The Sleep of Women and Avadana of the Man in the Wells (Avadana = story). Andhra Pradesh, 3rd c.

Free Image Hosting at www.ImageShack.usFree Image Hosting at www.ImageShack.usFree Image Hosting at www.ImageShack.us
The conversion and ordination of Nanda, and scenes of combat (the War of the Relics?), Andhra Pradesh, 3rd c.

According to the Musée Guimet, Varna (Brahmins, Kshatriya [warriors], Vaishyas [peasants] and Shudras [labourers]) is not the same as caste.

Free Image Hosting at www.ImageShack.usFree Image Hosting at www.ImageShack.usFree Image Hosting at www.ImageShack.usFree Image Hosting at www.ImageShack.usFree Image Hosting at www.ImageShack.us
Two Scenes about the Grand Departure of Buddha.
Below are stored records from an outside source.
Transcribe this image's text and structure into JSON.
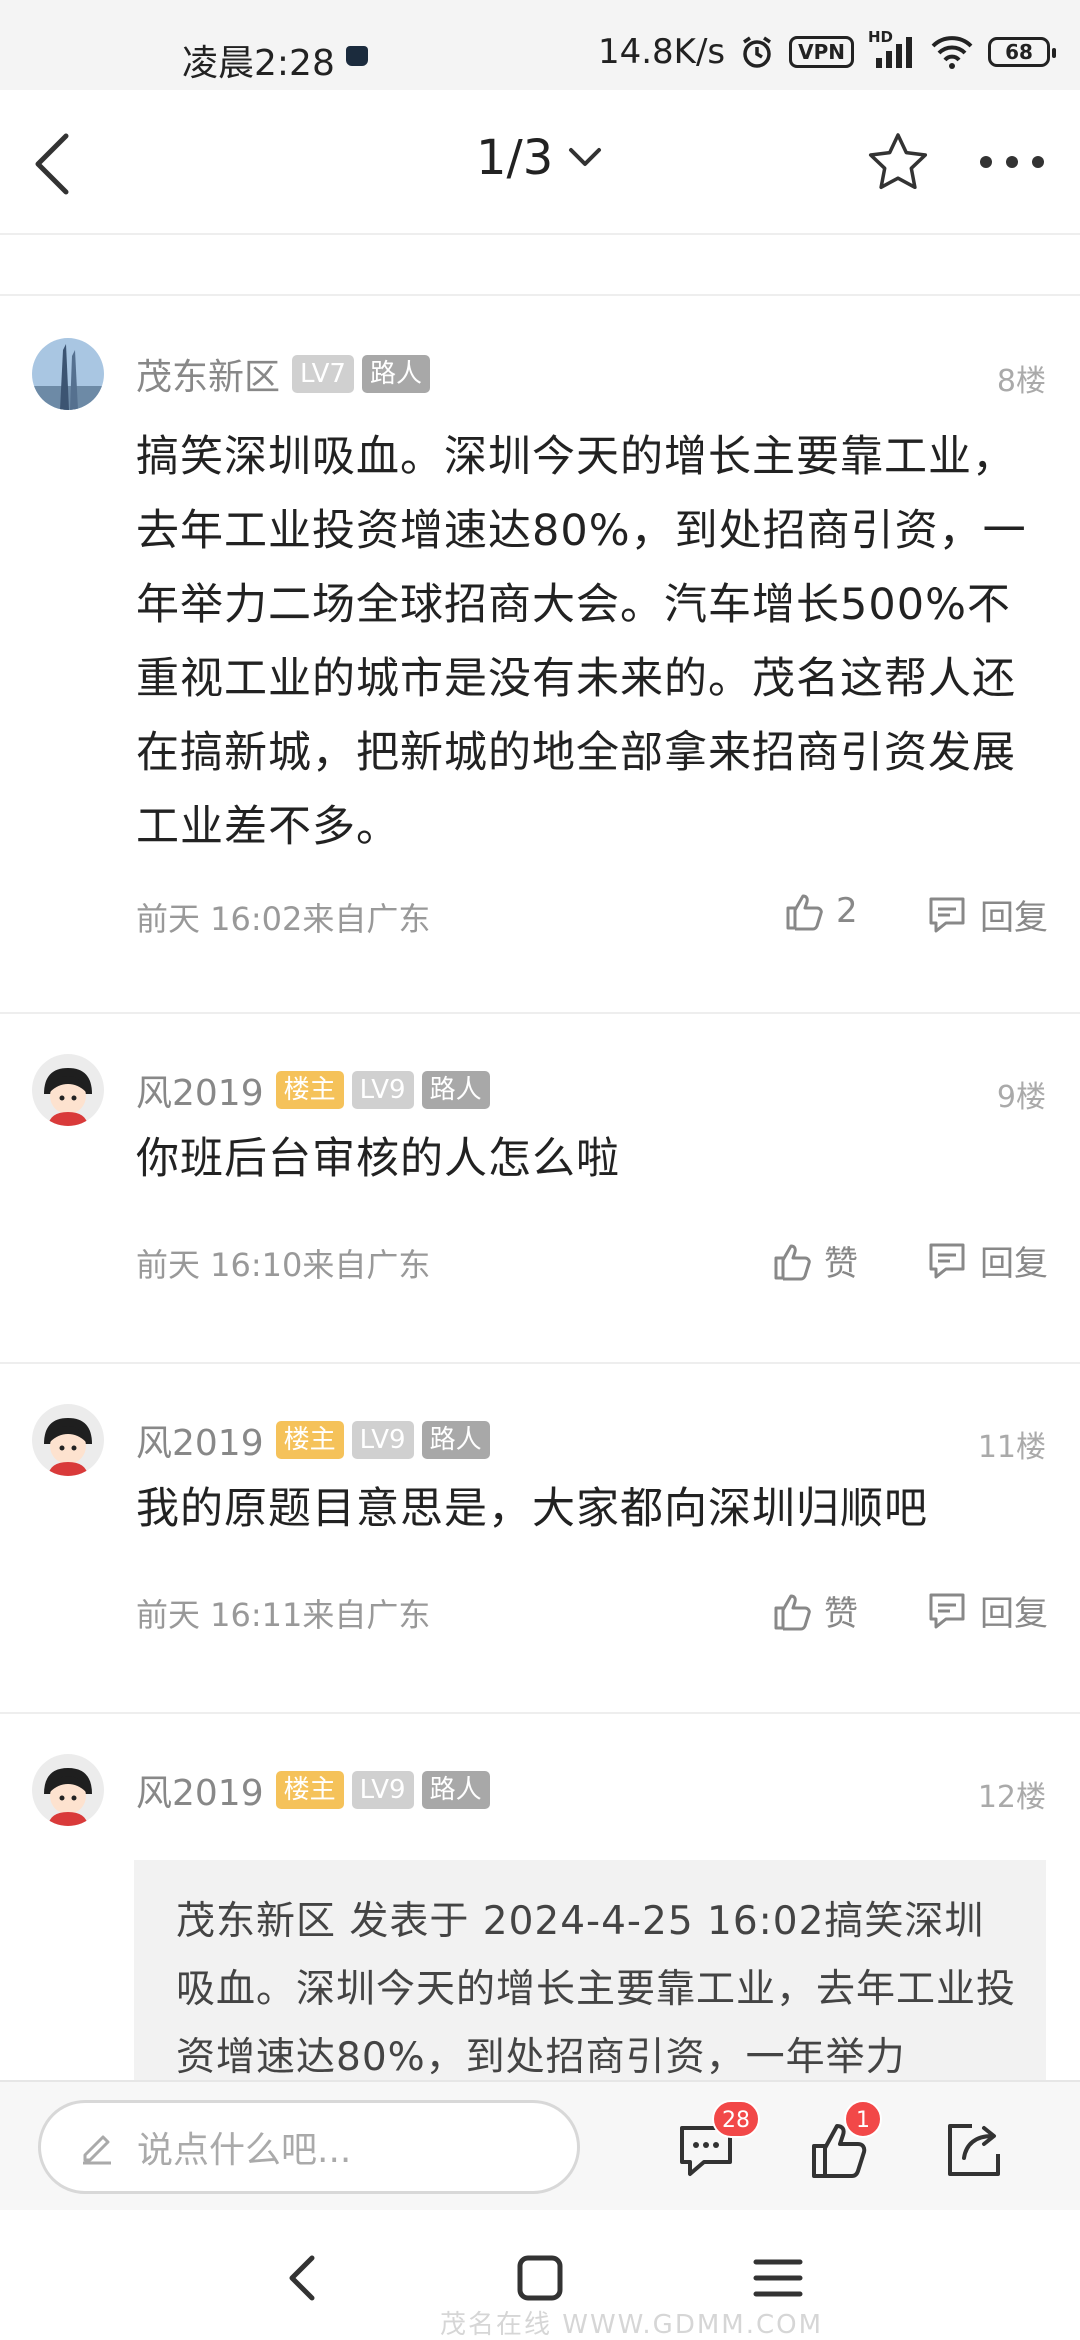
{
  "status_bar": {
    "time": "凌晨2:28",
    "net_speed": "14.8K/s",
    "vpn": "VPN",
    "battery": "68",
    "net_type": "HD"
  },
  "header": {
    "page_indicator": "1/3"
  },
  "posts": [
    {
      "username": "茂东新区",
      "is_owner": false,
      "level": "LV7",
      "title": "路人",
      "floor": "8楼",
      "content": "搞笑深圳吸血。深圳今天的增长主要靠工业，去年工业投资增速达80%，到处招商引资，一年举力二场全球招商大会。汽车增长500%不重视工业的城市是没有未来的。茂名这帮人还在搞新城，把新城的地全部拿来招商引资发展工业差不多。",
      "time": "前天 16:02来自广东",
      "like_label": "2",
      "reply_label": "回复"
    },
    {
      "username": "风2019",
      "owner_label": "楼主",
      "level": "LV9",
      "title": "路人",
      "floor": "9楼",
      "content": "你班后台审核的人怎么啦",
      "time": "前天 16:10来自广东",
      "like_label": "赞",
      "reply_label": "回复"
    },
    {
      "username": "风2019",
      "owner_label": "楼主",
      "level": "LV9",
      "title": "路人",
      "floor": "11楼",
      "content": "我的原题目意思是，大家都向深圳归顺吧",
      "time": "前天 16:11来自广东",
      "like_label": "赞",
      "reply_label": "回复"
    },
    {
      "username": "风2019",
      "owner_label": "楼主",
      "level": "LV9",
      "title": "路人",
      "floor": "12楼",
      "quote": "茂东新区 发表于 2024-4-25 16:02搞笑深圳吸血。深圳今天的增长主要靠工业，去年工业投资增速达80%，到处招商引资，一年举力"
    }
  ],
  "input_bar": {
    "placeholder": "说点什么吧...",
    "comment_count": "28",
    "like_count": "1"
  },
  "watermark": "茂名在线 WWW.GDMM.COM"
}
Andhra Pradesh, 3rd c.

According to the Musée Guimet, Brahma is rarely worshipped. There is only one temple to him, at Pushkar in Rajasthan. According to Wikipedia this is not correct.

Free Image Hosting at www.ImageShack.usFree Image Hosting at www.ImageShack.us
Vidyadhara, spirit supporting Science. Uttar Pradesh, 5th c.

Free Image Hosting at www.ImageShack.usFree Image Hosting at www.ImageShack.us
Head of Buddha. Uttar Pradesh, 430-435

Free Image Hosting at www.ImageShack.usFree Image Hosting at www.ImageShack.usFree Image Hosting at www.ImageShack.us
Head of a woman in a turban. Akhnur. 6th c.
I really like this.

Free Image Hosting at www.ImageShack.usFree Image Hosting at www.ImageShack.us
River God (Yamuna?). Madhya Pradesh or Rajastan. 8th-9th c.

Free Image Hosting at www.ImageShack.usFree Image Hosting at www.ImageShack.us
Woman with child. Orissa. 10th-11th c.

Free Image Hosting at www.ImageShack.usFree Image Hosting at www.ImageShack.usFree Image Hosting at www.ImageShack.us
God with tree (vriksaka or salabhanjika). Rajastan. 10th c.

Free Image Hosting at www.ImageShack.usFree Image Hosting at www.ImageShack.us
Goddess. Rajastan. 10th c.

There're two terms for goddess here: déesse and divinité féminine. The former is a term used for female pagan deities, whereas the latter is neutral. Hurr hurr.

Free Image Hosting at www.ImageShack.usFree Image Hosting at www.ImageShack.us
Brahma. Madhya Pradesh. 11th-12th c.

Free Image Hosting at www.ImageShack.usFree Image Hosting at www.ImageShack.us
The tirthankara Risabhanatha. Orissa. 11th-12th c.

Free Image Hosting at www.ImageShack.usFree Image Hosting at www.ImageShack.us
Goddess Khadiravani-Tara. Bihar. 9th c.

Free Image Hosting at www.ImageShack.usFree Image Hosting at www.ImageShack.usFree Image Hosting at www.ImageShack.us
Goddess Tara. Bihar. 9th-10th c.

Free Image Hosting at www.ImageShack.usFree Image Hosting at www.ImageShack.us
Buddha taking the earth in testament to his victory over Mara. Bihar (?). 10th c.

Free Image Hosting at www.ImageShack.usFree Image Hosting at www.ImageShack.us
The Bodhisattva Sugatisamdarsana-Lokesvara. Kashmir. End 10th-Start of 11th c.
blog comments powered by Disqus
Related Posts Plugin for WordPress, Blogger...

Latest posts (which you might not see on this page)

powered by Blogger | WordPress by Newwpthemes